January 23: Clean and simple

On average, once a month, my neighbour asks me to clean her house when she’s really busy. I’m happy to do this because she and her husband are very good to Leo and me. Like tonight, for example. We were invited for an amazing fondue dinner (which I enjoyed so much, I forgot to take photographs) and we spoke German and Swiss German for hours.

I’m always appreciative when my Swiss German friends speak High German with me, because, really, it’s a foreign language for them. Yes, they read it on a daily basis, but they don’t speak it. It’s kind of like requesting a Spanish person to speak Portuguese when you live in Spain. A neighbourly language, sure, but not really the same thing.

Today, I cleaned my neighbours’ house for four hours. I repeat. Four Hours. My back is broken but I feel like I’ve done something good for people who mean a lot to me. We have neighbourly dinners quite often, and they’re always a good giggle … with conversations such as how do you annoy a Swiss person, and how big is Australia in comparison with Europe.

I haven’t done my fitfor15in15 “15 minutes today” because, hell, I’ve done four hours. Cleaning a house where two people and a dog live takes time. I’m meticulous. I don’t even clean my own house as well as I clean the neighbours’. For me, it’s a labour of love. Tomorrow, it might be hard to touch the toes, but it’s worth it for the camaraderie and ongoing friendship. I like helping out when I can.

Wishing you a wonderful day.

The love of a good woman by Alice Monro

fitfor15in15books

A collection of short stories

Maybe I was distracted while reading this collection of short stories by Canadian author Alice Monro, but I just couldn’t get my teeth into it. Possibly that is part of the short story genre?

Monro writes beautifully, and some of the stories will stay with me for a while, but her style is such that the end isn’t really the end. There’s a lot left to the imagination, some guessing going on, and you’re left with more to think about. Preferably, I like a story to have an absolute ending, a resolution, but maybe that’s something I need to work on, as opposed to saying it’s a fault in her style, because she’s a very popular writer.

Something sinister lies behind almost every story in the collection. Something happens, or is hinted at happening, that is unsettling. The title story is about a death that for years goes unexplained, and it slowly comes to light that some of the nice people of the town are not all that nice after all. For the main character to still love, and want to be involved with, the murderer was a mystery to me. It takes all kinds in this world, I know.

Of all the stories, I enjoyed “The Children Stay” the most. It was beautifully told, about a woman’s life going in a direction no one expected, not even her. The ending left a melancholy, but satisfied, feeling.

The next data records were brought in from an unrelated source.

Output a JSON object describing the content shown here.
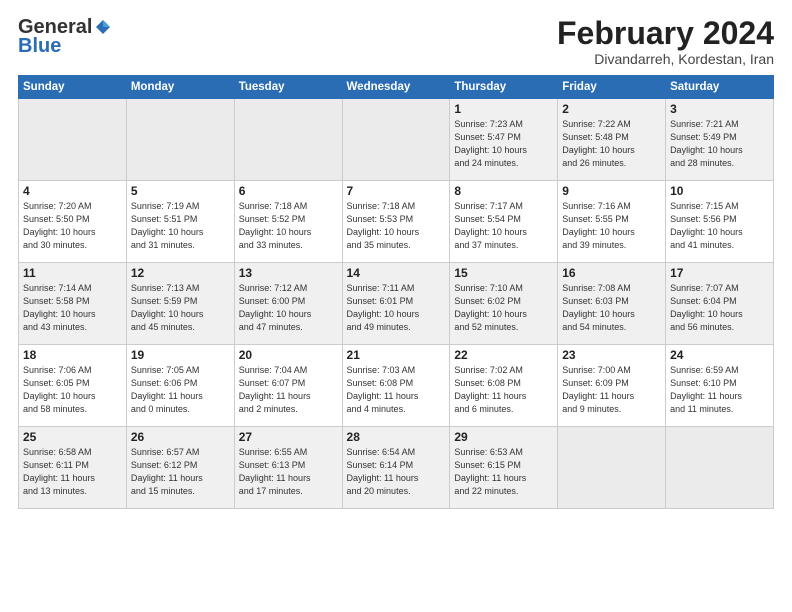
{
  "logo": {
    "line1": "General",
    "line2": "Blue"
  },
  "title": {
    "month": "February 2024",
    "location": "Divandarreh, Kordestan, Iran"
  },
  "weekdays": [
    "Sunday",
    "Monday",
    "Tuesday",
    "Wednesday",
    "Thursday",
    "Friday",
    "Saturday"
  ],
  "weeks": [
    [
      {
        "day": "",
        "detail": ""
      },
      {
        "day": "",
        "detail": ""
      },
      {
        "day": "",
        "detail": ""
      },
      {
        "day": "",
        "detail": ""
      },
      {
        "day": "1",
        "detail": "Sunrise: 7:23 AM\nSunset: 5:47 PM\nDaylight: 10 hours\nand 24 minutes."
      },
      {
        "day": "2",
        "detail": "Sunrise: 7:22 AM\nSunset: 5:48 PM\nDaylight: 10 hours\nand 26 minutes."
      },
      {
        "day": "3",
        "detail": "Sunrise: 7:21 AM\nSunset: 5:49 PM\nDaylight: 10 hours\nand 28 minutes."
      }
    ],
    [
      {
        "day": "4",
        "detail": "Sunrise: 7:20 AM\nSunset: 5:50 PM\nDaylight: 10 hours\nand 30 minutes."
      },
      {
        "day": "5",
        "detail": "Sunrise: 7:19 AM\nSunset: 5:51 PM\nDaylight: 10 hours\nand 31 minutes."
      },
      {
        "day": "6",
        "detail": "Sunrise: 7:18 AM\nSunset: 5:52 PM\nDaylight: 10 hours\nand 33 minutes."
      },
      {
        "day": "7",
        "detail": "Sunrise: 7:18 AM\nSunset: 5:53 PM\nDaylight: 10 hours\nand 35 minutes."
      },
      {
        "day": "8",
        "detail": "Sunrise: 7:17 AM\nSunset: 5:54 PM\nDaylight: 10 hours\nand 37 minutes."
      },
      {
        "day": "9",
        "detail": "Sunrise: 7:16 AM\nSunset: 5:55 PM\nDaylight: 10 hours\nand 39 minutes."
      },
      {
        "day": "10",
        "detail": "Sunrise: 7:15 AM\nSunset: 5:56 PM\nDaylight: 10 hours\nand 41 minutes."
      }
    ],
    [
      {
        "day": "11",
        "detail": "Sunrise: 7:14 AM\nSunset: 5:58 PM\nDaylight: 10 hours\nand 43 minutes."
      },
      {
        "day": "12",
        "detail": "Sunrise: 7:13 AM\nSunset: 5:59 PM\nDaylight: 10 hours\nand 45 minutes."
      },
      {
        "day": "13",
        "detail": "Sunrise: 7:12 AM\nSunset: 6:00 PM\nDaylight: 10 hours\nand 47 minutes."
      },
      {
        "day": "14",
        "detail": "Sunrise: 7:11 AM\nSunset: 6:01 PM\nDaylight: 10 hours\nand 49 minutes."
      },
      {
        "day": "15",
        "detail": "Sunrise: 7:10 AM\nSunset: 6:02 PM\nDaylight: 10 hours\nand 52 minutes."
      },
      {
        "day": "16",
        "detail": "Sunrise: 7:08 AM\nSunset: 6:03 PM\nDaylight: 10 hours\nand 54 minutes."
      },
      {
        "day": "17",
        "detail": "Sunrise: 7:07 AM\nSunset: 6:04 PM\nDaylight: 10 hours\nand 56 minutes."
      }
    ],
    [
      {
        "day": "18",
        "detail": "Sunrise: 7:06 AM\nSunset: 6:05 PM\nDaylight: 10 hours\nand 58 minutes."
      },
      {
        "day": "19",
        "detail": "Sunrise: 7:05 AM\nSunset: 6:06 PM\nDaylight: 11 hours\nand 0 minutes."
      },
      {
        "day": "20",
        "detail": "Sunrise: 7:04 AM\nSunset: 6:07 PM\nDaylight: 11 hours\nand 2 minutes."
      },
      {
        "day": "21",
        "detail": "Sunrise: 7:03 AM\nSunset: 6:08 PM\nDaylight: 11 hours\nand 4 minutes."
      },
      {
        "day": "22",
        "detail": "Sunrise: 7:02 AM\nSunset: 6:08 PM\nDaylight: 11 hours\nand 6 minutes."
      },
      {
        "day": "23",
        "detail": "Sunrise: 7:00 AM\nSunset: 6:09 PM\nDaylight: 11 hours\nand 9 minutes."
      },
      {
        "day": "24",
        "detail": "Sunrise: 6:59 AM\nSunset: 6:10 PM\nDaylight: 11 hours\nand 11 minutes."
      }
    ],
    [
      {
        "day": "25",
        "detail": "Sunrise: 6:58 AM\nSunset: 6:11 PM\nDaylight: 11 hours\nand 13 minutes."
      },
      {
        "day": "26",
        "detail": "Sunrise: 6:57 AM\nSunset: 6:12 PM\nDaylight: 11 hours\nand 15 minutes."
      },
      {
        "day": "27",
        "detail": "Sunrise: 6:55 AM\nSunset: 6:13 PM\nDaylight: 11 hours\nand 17 minutes."
      },
      {
        "day": "28",
        "detail": "Sunrise: 6:54 AM\nSunset: 6:14 PM\nDaylight: 11 hours\nand 20 minutes."
      },
      {
        "day": "29",
        "detail": "Sunrise: 6:53 AM\nSunset: 6:15 PM\nDaylight: 11 hours\nand 22 minutes."
      },
      {
        "day": "",
        "detail": ""
      },
      {
        "day": "",
        "detail": ""
      }
    ]
  ]
}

Maybe towards the end of the year, I’ll try reading another collection of Monro’s works. The love of a good woman has definitely contributed to my mental fitness, as the outcomes were challenging. But for now, I’m going to search out stories that have a beginning, a middle, and a definite end.